When you invite the audience to connect in an interesting and authentic way, they will take you up on it. They insist on your expertise, but they will engage deeply if you understand these 6 timeless steps:
The first couple of minutes of your presentation telegraph one of two messages to the audience: (1) this sounds different or interesting; or (2) this sounds like the last boring presentation. The quest is to be immediately interesting. If you use up your open on worn-out phrases and getting started, we will begin to hear, “Blah, blah, blah.”
If you speak for twenty or more minutes, divide your presentation into ten-minute segments. Researchers have known for years that the brain checks out after ten minutes of data. If you don’t break the pattern by providing an example or story, you’ll lose the audience.
In each ten-minute segment, cover a powerful core concept in the first minute. We’re better at seeing the bigger picture before the detail.
Use seven to eight minutes in the segment to provide the most essential, compelling facts around that single concept. Mind you, we don’t want the minutia. We want the key points.
At the end of each ten-minute segment, just before the audience’s attention slips away, grab it back with a one-to-two-minute storybite. Anecdotes, quotes, metaphors, analogies, and illustrations renew the audience’s attention.
One of the worst mistakes speakers make is to close with something like, “So—that’s about it—any questions?” This drains all the energy out of the room, and people dive toward the door. Signing off with Q&A can be a lackluster way to send listeners out. To engage listeners, take on the role of the one who asks questions. (Examples: What am I missing here? How can we improve on this approach?)

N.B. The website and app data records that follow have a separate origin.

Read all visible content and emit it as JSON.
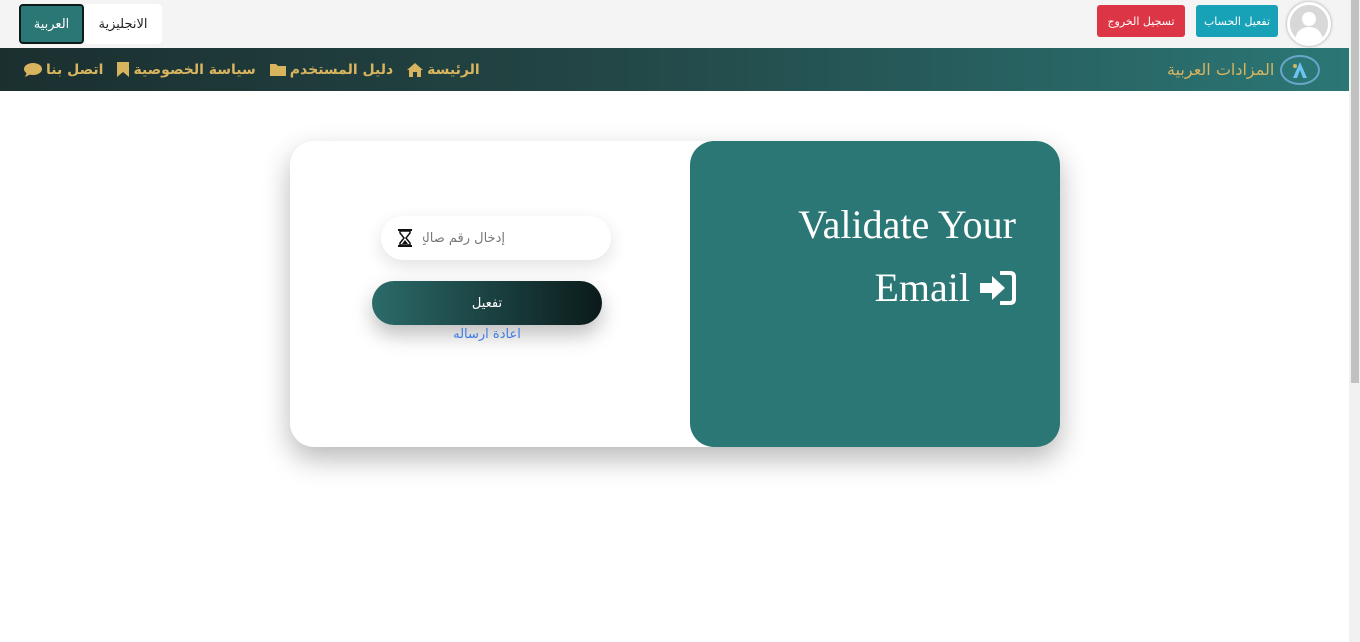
{
  "topbar": {
    "lang_arabic": "العربية",
    "lang_english": "الانجليزية",
    "logout_label": "تسجيل الخروج",
    "activate_account_label": "تفعيل الحساب",
    "colors": {
      "logout": "#dc3545",
      "activate": "#17a2b8",
      "active_lang": "#2b7776"
    }
  },
  "navbar": {
    "brand": "المزادات العربية",
    "items": [
      {
        "label": "الرئيسة",
        "icon": "home-icon"
      },
      {
        "label": "دليل المستخدم",
        "icon": "folder-icon"
      },
      {
        "label": "سياسة الخصوصية",
        "icon": "bookmark-icon"
      },
      {
        "label": "اتصل بنا",
        "icon": "comment-icon"
      }
    ],
    "text_color": "#d9b45f"
  },
  "card": {
    "title": "Validate Your Email",
    "title_icon": "sign-in-icon",
    "code_input_placeholder": "إدخال رقم صالح",
    "code_input_value": "",
    "input_icon": "hourglass-icon",
    "submit_label": "تفعيل",
    "resend_label": "اعادة ارساله",
    "panel_color": "#2b7776"
  }
}
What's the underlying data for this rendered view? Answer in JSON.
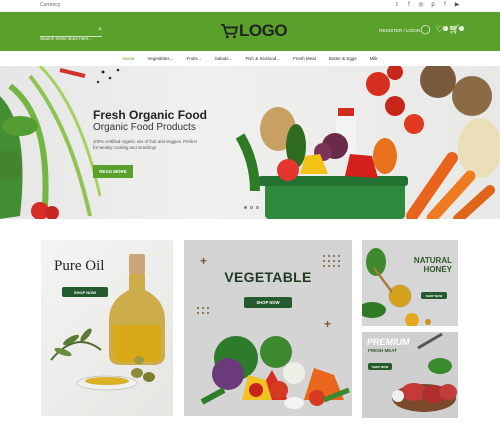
{
  "topbar": {
    "currency": "Currency",
    "socials": [
      "twitter-icon",
      "facebook-icon",
      "instagram-icon",
      "pinterest-icon",
      "facebook-square-icon",
      "youtube-icon"
    ]
  },
  "header": {
    "search_placeholder": "Search entire store here...",
    "logo_text": "LOGO",
    "account_link": "REGISTER / LOGIN",
    "wishlist_count": "0",
    "cart_count": "0"
  },
  "nav": [
    {
      "label": "Home",
      "active": true,
      "dropdown": false
    },
    {
      "label": "Vegetables",
      "active": false,
      "dropdown": true
    },
    {
      "label": "Fruits",
      "active": false,
      "dropdown": true
    },
    {
      "label": "Salads",
      "active": false,
      "dropdown": true
    },
    {
      "label": "Fish & Seafood",
      "active": false,
      "dropdown": true
    },
    {
      "label": "Fresh Meat",
      "active": false,
      "dropdown": false
    },
    {
      "label": "Butter & Eggs",
      "active": false,
      "dropdown": false
    },
    {
      "label": "Milk",
      "active": false,
      "dropdown": false
    }
  ],
  "hero": {
    "title": "Fresh Organic Food",
    "subtitle": "Organic Food Products",
    "description": "100% certified organic mix of fruit and veggies. Perfect for weekly cooking and snacking!",
    "button": "READ MORE"
  },
  "banners": {
    "oil": {
      "title": "Pure Oil",
      "button": "SHOP NOW"
    },
    "vegetable": {
      "title": "VEGETABLE",
      "button": "SHOP NOW"
    },
    "honey": {
      "title_line1": "NATURAL",
      "title_line2": "HONEY",
      "button": "SHOP NOW"
    },
    "meat": {
      "title": "PREMIUM",
      "subtitle": "FRESH MEAT",
      "button": "SHOP NOW"
    }
  },
  "colors": {
    "brand_green": "#5aa12b",
    "dark_green": "#245a2d"
  }
}
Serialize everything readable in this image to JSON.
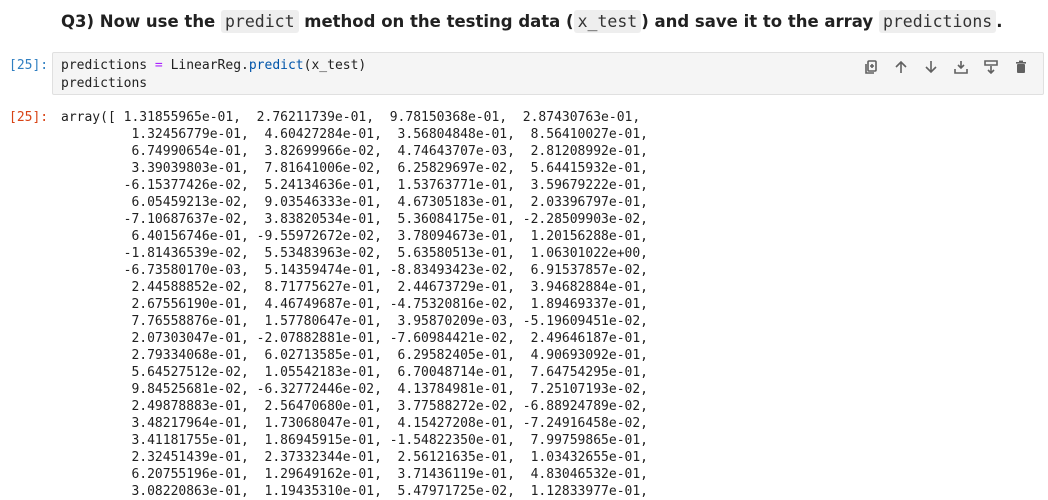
{
  "markdown": {
    "part1": "Q3) Now use the ",
    "code1": "predict",
    "part2": " method on the testing data (",
    "code2": "x_test",
    "part3": ") and save it to the array ",
    "code3": "predictions",
    "part4": "."
  },
  "cell": {
    "in_prompt": "[25]:",
    "out_prompt": "[25]:",
    "code": {
      "line1_var": "predictions ",
      "line1_op": "=",
      "line1_obj": " LinearReg.",
      "line1_method": "predict",
      "line1_args": "(x_test)",
      "line2": "predictions"
    },
    "toolbar": {
      "duplicate": "copy-icon",
      "move_up": "arrow-up-icon",
      "move_down": "arrow-down-icon",
      "insert_above": "insert-above-icon",
      "insert_below": "insert-below-icon",
      "delete": "trash-icon"
    },
    "output_lines": [
      "array([ 1.31855965e-01,  2.76211739e-01,  9.78150368e-01,  2.87430763e-01,",
      "         1.32456779e-01,  4.60427284e-01,  3.56804848e-01,  8.56410027e-01,",
      "         6.74990654e-01,  3.82699966e-02,  4.74643707e-03,  2.81208992e-01,",
      "         3.39039803e-01,  7.81641006e-02,  6.25829697e-02,  5.64415932e-01,",
      "        -6.15377426e-02,  5.24134636e-01,  1.53763771e-01,  3.59679222e-01,",
      "         6.05459213e-02,  9.03546333e-01,  4.67305183e-01,  2.03396797e-01,",
      "        -7.10687637e-02,  3.83820534e-01,  5.36084175e-01, -2.28509903e-02,",
      "         6.40156746e-01, -9.55972672e-02,  3.78094673e-01,  1.20156288e-01,",
      "        -1.81436539e-02,  5.53483963e-02,  5.63580513e-01,  1.06301022e+00,",
      "        -6.73580170e-03,  5.14359474e-01, -8.83493423e-02,  6.91537857e-02,",
      "         2.44588852e-02,  8.71775627e-01,  2.44673729e-01,  3.94682884e-01,",
      "         2.67556190e-01,  4.46749687e-01, -4.75320816e-02,  1.89469337e-01,",
      "         7.76558876e-01,  1.57780647e-01,  3.95870209e-03, -5.19609451e-02,",
      "         2.07303047e-01, -2.07882881e-01, -7.60984421e-02,  2.49646187e-01,",
      "         2.79334068e-01,  6.02713585e-01,  6.29582405e-01,  4.90693092e-01,",
      "         5.64527512e-02,  1.05542183e-01,  6.70048714e-01,  7.64754295e-01,",
      "         9.84525681e-02, -6.32772446e-02,  4.13784981e-01,  7.25107193e-02,",
      "         2.49878883e-01,  2.56470680e-01,  3.77588272e-02, -6.88924789e-02,",
      "         3.48217964e-01,  1.73068047e-01,  4.15427208e-01, -7.24916458e-02,",
      "         3.41181755e-01,  1.86945915e-01, -1.54822350e-01,  7.99759865e-01,",
      "         2.32451439e-01,  2.37332344e-01,  2.56121635e-01,  1.03432655e-01,",
      "         6.20755196e-01,  1.29649162e-01,  3.71436119e-01,  4.83046532e-01,",
      "         3.08220863e-01,  1.19435310e-01,  5.47971725e-02,  1.12833977e-01,"
    ]
  }
}
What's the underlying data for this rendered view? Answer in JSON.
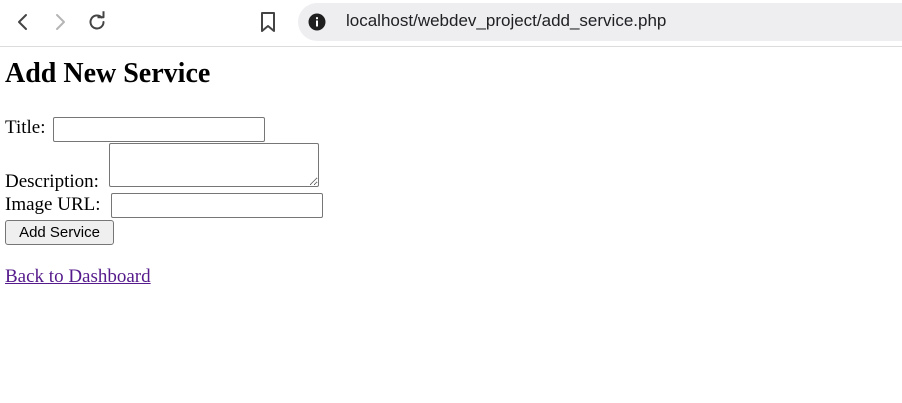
{
  "browser": {
    "url": "localhost/webdev_project/add_service.php"
  },
  "page": {
    "heading": "Add New Service",
    "form": {
      "title_label": "Title:",
      "title_value": "",
      "description_label": "Description:",
      "description_value": "",
      "image_url_label": "Image URL:",
      "image_url_value": "",
      "submit_label": "Add Service"
    },
    "back_link": "Back to Dashboard"
  },
  "colors": {
    "link_visited": "#551a8b",
    "address_bar_bg": "#eeeef1"
  }
}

The close should bring the energy up in the room like the final note of a symphony. You can re-emphasize the big idea or main message of your presentation. You might make a deeper point with a story.